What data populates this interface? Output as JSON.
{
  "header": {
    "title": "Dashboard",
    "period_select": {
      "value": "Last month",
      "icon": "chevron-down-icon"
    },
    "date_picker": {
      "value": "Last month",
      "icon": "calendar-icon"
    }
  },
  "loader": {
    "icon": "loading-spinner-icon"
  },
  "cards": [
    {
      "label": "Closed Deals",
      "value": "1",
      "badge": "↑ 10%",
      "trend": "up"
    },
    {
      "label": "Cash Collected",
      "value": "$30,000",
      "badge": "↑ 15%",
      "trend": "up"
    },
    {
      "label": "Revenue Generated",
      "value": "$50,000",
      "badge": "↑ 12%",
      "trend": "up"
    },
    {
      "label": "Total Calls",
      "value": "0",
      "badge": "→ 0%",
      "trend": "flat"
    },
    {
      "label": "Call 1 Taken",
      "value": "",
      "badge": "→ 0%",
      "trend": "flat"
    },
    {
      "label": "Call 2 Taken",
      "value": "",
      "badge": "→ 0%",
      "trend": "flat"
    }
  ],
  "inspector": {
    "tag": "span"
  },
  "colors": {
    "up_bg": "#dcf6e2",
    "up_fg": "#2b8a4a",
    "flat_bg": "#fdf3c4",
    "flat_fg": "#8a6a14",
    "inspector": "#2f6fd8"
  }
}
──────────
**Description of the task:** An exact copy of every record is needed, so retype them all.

**Solution for this exercise:**
What data populates this interface? Output as JSON.
{
  "header": {
    "title": "Dashboard",
    "period_select": {
      "value": "Last month",
      "icon": "chevron-down-icon"
    },
    "date_picker": {
      "value": "Last month",
      "icon": "calendar-icon"
    }
  },
  "loader": {
    "icon": "loading-spinner-icon"
  },
  "cards": [
    {
      "label": "Closed Deals",
      "value": "1",
      "badge": "↑ 10%",
      "trend": "up"
    },
    {
      "label": "Cash Collected",
      "value": "$30,000",
      "badge": "↑ 15%",
      "trend": "up"
    },
    {
      "label": "Revenue Generated",
      "value": "$50,000",
      "badge": "↑ 12%",
      "trend": "up"
    },
    {
      "label": "Total Calls",
      "value": "0",
      "badge": "→ 0%",
      "trend": "flat"
    },
    {
      "label": "Call 1 Taken",
      "value": "",
      "badge": "→ 0%",
      "trend": "flat"
    },
    {
      "label": "Call 2 Taken",
      "value": "",
      "badge": "→ 0%",
      "trend": "flat"
    }
  ],
  "inspector": {
    "tag": "span"
  },
  "colors": {
    "up_bg": "#dcf6e2",
    "up_fg": "#2b8a4a",
    "flat_bg": "#fdf3c4",
    "flat_fg": "#8a6a14",
    "inspector": "#2f6fd8"
  }
}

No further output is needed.